Only by finding common ground can Turkey and Iran contribute to a more stable and secure region. The alternative – crystallized in the zero-sum dynamic that marks Iran’s relations with the region’s other major Sunni power, Saudi Arabia – is even greater disorder and suffering.
Today’s geostrategic competition between Turkey and Iran is the latest iteration of an old power game, but with an increasingly ominous twist as they warily eye each other’s moves in Iraq and Syria, prime their proxies and, in Turkey’s case, prepare to escalate direct military involvement. How the two choose to deploy their power, with whom they align and whether they can manage or overcome their differences is vitally important not only to them, but also to their neighbors and other states with a stake in the Middle East. Among the actors involved in the region’s wars, however, no two are more suited to identify ways toward renewed mutual accommodation than Turkey and Iran. They have extensive communication channels and long experience in striking geostrategic deals, engage in intensive trade and importantly share a core interest in preserving their neighbors’ territorial integrity.
As the region’s conflicts worsen, the future becomes more unpredictable, with no actor insulated from potential harm. Today’s seductive opportunities may become tomorrow’s smothering traps. It should be an interest of those that have the ability, maturity and long history of peaceful relations not to allow themselves to be sucked further into an uncertain future but to agree to a critical course correction that, while not settling all conflicts, could at least help lessen overall tensions.
To do so, as a pressing priority, they should establish a channel for continuous high-level negotiations over their regional postures. The pace of such meetings as have been held has been problematic: periodic senior encounters lasting one or two days, followed by relatively long periods of diplomatic vacuum that tend to be filled with escalation of proxy wars and one-upmanship. President Erdogan and Supreme Leader Khamenei should designate personal representatives with the authority to manage the diplomatic channel. This could allow Ankara and Tehran to go beyond merely managing differences – with the risks of accidents, miscalculations and miscommunications this entails – and frankly acknowledge one another’s interests and security concerns in their shared neighborhood. Without such a strategic understanding, piecemeal transactional arrangements will not yield the desired results, as progress on one issue could be neutralized by setbacks elsewhere.
The U.S. and Russia should adopt a coherent, supportive approach toward the two regional powers and their conflicting aspirations for primacy, pressing their respective allies to take steps that can help avoid an escalation that would be in neither Russian nor U.S. interests.

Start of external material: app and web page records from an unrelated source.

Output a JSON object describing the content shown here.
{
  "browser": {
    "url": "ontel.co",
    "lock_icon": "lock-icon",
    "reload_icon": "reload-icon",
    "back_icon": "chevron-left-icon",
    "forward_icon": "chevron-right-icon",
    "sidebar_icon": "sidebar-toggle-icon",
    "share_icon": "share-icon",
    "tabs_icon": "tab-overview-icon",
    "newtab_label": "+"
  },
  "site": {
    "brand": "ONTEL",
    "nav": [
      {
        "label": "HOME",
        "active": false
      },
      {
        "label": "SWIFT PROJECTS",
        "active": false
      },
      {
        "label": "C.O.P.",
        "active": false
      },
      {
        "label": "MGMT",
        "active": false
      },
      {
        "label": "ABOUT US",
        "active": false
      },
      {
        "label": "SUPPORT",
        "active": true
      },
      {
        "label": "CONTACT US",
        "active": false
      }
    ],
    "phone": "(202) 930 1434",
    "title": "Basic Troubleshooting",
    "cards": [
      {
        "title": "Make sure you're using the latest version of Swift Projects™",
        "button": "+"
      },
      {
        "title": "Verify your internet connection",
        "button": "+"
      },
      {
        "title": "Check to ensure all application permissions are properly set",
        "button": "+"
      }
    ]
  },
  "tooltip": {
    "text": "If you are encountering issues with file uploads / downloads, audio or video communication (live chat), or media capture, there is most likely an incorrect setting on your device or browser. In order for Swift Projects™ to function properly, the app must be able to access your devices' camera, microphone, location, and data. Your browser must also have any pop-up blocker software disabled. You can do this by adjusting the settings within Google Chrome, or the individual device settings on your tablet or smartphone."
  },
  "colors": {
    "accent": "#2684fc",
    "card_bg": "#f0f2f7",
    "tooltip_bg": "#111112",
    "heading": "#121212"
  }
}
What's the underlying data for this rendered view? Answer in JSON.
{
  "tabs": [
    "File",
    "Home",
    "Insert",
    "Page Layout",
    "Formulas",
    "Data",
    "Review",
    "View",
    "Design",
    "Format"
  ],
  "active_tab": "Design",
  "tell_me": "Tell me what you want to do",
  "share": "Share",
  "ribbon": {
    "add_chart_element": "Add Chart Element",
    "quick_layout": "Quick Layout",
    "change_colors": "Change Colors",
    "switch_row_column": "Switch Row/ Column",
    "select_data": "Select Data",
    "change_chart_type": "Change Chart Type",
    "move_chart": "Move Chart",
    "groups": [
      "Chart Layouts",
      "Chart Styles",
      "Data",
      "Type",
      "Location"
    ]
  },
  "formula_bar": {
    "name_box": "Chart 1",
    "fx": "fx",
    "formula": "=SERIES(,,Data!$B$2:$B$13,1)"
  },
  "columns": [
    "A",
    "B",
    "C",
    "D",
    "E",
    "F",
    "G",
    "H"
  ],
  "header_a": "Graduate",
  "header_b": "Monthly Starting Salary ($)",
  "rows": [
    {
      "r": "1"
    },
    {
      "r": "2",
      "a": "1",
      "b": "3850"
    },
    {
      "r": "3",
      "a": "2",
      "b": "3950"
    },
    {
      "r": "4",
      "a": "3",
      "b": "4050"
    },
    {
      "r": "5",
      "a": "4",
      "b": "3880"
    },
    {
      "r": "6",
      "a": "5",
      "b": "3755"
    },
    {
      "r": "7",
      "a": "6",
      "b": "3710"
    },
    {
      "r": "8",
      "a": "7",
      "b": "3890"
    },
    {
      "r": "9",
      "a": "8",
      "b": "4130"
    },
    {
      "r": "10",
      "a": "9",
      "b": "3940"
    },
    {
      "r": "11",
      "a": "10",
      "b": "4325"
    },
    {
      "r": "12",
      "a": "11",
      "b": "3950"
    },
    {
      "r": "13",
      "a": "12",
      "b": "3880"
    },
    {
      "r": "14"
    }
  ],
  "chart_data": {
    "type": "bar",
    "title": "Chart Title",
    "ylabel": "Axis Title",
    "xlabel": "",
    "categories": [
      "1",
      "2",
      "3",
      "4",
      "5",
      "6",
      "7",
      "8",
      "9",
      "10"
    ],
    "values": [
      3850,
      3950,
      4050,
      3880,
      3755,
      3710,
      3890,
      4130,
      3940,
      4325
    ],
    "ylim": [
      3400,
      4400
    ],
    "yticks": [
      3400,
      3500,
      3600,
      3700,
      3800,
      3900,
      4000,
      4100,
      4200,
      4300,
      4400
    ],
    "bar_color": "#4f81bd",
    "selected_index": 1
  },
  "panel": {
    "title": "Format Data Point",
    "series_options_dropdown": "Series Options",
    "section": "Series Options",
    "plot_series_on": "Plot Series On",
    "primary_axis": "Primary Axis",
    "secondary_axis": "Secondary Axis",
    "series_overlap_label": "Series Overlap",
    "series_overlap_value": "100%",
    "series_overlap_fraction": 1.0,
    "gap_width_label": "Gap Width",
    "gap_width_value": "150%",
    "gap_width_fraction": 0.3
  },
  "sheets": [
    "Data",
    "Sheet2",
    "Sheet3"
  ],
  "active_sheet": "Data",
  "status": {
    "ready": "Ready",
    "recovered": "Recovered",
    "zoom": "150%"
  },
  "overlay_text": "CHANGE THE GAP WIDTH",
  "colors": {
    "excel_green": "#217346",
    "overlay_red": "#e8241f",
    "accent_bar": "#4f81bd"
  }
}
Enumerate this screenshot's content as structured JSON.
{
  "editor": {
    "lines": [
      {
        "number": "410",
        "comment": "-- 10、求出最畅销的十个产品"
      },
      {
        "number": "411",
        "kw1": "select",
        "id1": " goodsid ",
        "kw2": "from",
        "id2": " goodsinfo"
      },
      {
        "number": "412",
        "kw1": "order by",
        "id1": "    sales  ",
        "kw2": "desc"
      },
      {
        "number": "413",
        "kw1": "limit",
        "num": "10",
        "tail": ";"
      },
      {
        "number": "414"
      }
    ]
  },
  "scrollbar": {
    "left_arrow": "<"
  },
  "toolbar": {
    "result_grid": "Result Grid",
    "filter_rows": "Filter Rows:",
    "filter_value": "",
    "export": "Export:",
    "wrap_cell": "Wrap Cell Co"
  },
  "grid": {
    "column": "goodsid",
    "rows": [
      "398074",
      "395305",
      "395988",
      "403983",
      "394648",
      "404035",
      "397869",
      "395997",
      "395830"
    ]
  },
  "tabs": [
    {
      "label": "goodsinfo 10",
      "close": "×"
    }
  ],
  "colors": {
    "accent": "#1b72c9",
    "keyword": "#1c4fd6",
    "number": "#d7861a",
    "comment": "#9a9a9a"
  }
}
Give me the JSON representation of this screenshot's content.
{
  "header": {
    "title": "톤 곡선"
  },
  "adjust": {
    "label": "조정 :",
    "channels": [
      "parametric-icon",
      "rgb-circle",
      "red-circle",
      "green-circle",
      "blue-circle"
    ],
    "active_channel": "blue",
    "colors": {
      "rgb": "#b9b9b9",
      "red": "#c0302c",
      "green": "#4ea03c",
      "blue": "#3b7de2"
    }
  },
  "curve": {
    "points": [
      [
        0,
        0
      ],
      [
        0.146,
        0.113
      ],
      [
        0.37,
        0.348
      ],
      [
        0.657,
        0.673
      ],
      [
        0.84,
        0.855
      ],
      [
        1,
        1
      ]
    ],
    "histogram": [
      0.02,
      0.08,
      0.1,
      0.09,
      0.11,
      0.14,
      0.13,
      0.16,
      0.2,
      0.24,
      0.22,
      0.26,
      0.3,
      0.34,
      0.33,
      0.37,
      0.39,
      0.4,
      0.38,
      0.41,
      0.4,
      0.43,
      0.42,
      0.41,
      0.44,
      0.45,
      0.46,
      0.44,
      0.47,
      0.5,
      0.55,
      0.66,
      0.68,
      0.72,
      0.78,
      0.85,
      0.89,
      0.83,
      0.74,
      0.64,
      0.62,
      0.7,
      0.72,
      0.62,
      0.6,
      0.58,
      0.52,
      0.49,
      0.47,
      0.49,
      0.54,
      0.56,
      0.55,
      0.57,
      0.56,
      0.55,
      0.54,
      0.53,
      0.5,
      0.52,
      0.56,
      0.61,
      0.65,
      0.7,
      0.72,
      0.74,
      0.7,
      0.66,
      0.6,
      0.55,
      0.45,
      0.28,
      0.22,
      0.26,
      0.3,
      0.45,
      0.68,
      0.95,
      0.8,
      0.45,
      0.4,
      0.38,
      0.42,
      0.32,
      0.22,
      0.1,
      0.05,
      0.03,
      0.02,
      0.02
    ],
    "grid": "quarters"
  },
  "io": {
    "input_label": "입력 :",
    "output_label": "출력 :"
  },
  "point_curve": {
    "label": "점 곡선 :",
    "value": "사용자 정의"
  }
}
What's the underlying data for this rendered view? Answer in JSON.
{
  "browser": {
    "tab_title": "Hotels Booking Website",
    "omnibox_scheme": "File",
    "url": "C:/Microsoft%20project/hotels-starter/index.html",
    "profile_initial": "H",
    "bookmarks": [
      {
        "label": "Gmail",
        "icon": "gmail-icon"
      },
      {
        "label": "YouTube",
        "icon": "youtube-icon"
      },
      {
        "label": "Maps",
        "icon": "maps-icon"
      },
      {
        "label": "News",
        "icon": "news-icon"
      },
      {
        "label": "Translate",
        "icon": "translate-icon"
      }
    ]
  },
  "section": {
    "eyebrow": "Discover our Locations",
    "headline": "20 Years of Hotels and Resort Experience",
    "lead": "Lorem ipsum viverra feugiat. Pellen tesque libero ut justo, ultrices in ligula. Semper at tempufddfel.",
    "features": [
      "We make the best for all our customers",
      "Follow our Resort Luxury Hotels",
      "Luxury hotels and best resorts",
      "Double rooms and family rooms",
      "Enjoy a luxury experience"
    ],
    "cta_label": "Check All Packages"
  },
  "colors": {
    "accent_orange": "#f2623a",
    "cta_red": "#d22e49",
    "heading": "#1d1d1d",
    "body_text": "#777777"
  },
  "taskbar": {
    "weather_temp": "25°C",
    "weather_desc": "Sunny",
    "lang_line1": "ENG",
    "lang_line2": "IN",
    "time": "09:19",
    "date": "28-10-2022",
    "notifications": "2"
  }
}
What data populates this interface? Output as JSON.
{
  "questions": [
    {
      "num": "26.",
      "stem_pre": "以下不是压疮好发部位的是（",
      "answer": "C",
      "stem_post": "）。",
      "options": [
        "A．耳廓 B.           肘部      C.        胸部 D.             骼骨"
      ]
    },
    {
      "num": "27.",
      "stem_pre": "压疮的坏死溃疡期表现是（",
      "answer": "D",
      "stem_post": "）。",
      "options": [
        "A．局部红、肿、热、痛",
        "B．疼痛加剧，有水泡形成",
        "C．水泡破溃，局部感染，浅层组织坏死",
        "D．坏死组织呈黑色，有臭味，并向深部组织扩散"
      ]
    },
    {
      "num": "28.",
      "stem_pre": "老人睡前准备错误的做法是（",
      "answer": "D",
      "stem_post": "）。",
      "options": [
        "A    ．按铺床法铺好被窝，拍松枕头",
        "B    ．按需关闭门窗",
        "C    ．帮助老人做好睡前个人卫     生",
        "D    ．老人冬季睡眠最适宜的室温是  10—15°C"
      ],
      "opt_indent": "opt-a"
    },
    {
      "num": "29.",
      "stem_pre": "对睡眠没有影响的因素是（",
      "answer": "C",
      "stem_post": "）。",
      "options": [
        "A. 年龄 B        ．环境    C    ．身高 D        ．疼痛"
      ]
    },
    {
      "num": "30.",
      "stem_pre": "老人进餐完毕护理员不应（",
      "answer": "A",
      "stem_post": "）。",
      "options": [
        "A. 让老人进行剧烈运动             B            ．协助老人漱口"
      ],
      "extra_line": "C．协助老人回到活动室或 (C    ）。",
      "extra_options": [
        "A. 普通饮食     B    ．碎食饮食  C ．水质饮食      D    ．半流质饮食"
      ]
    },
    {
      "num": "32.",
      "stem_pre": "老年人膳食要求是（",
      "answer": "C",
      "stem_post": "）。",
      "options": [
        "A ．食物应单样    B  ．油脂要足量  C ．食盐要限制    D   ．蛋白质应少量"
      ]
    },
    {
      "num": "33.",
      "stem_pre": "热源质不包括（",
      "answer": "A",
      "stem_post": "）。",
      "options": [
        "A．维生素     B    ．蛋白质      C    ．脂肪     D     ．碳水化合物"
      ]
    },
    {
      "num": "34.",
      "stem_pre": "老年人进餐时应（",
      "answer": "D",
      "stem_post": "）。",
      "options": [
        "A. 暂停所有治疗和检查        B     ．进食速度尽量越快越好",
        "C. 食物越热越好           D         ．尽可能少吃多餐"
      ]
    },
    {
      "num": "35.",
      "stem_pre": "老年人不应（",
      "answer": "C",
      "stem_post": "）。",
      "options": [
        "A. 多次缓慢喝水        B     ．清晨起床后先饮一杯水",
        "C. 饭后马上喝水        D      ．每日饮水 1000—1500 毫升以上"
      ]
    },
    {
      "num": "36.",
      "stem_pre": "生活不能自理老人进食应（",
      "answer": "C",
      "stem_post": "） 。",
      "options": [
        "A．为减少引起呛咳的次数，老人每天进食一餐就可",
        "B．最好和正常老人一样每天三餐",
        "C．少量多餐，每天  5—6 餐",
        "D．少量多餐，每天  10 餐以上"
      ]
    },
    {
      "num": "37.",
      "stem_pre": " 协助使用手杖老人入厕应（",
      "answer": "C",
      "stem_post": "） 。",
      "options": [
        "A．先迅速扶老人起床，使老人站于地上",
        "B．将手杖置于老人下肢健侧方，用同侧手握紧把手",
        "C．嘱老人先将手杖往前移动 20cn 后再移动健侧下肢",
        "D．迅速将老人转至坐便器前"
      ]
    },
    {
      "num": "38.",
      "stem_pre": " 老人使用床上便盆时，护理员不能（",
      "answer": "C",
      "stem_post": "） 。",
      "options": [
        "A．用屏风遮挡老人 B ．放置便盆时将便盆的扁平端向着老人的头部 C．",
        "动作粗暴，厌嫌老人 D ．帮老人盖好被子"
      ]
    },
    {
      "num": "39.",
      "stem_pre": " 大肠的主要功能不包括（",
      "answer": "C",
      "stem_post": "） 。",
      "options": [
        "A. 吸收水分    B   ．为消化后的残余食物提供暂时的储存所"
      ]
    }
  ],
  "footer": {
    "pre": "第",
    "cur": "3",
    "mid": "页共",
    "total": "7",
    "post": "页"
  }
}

In sum, Turkey and Iran need to set in motion a virtuous dynamic that, by enabling negotiation of a sustainable modus vivendi, could stabilize their relationship and start reducing the flames burning in the region. This requires difficult reciprocal concessions and confidence-building steps but would protect their interests far better than continuation of a highly unstable and unpredictable status quo or, worse still, escalation and direct military confrontation.
These excerpts from the International Crisis Group report are reprinted with permission. Photo: Iranian President Hassan Rouhani, Turkish President Recep Tayyip Erdogan, and Iranian Supreme Leader Ali Khamenei.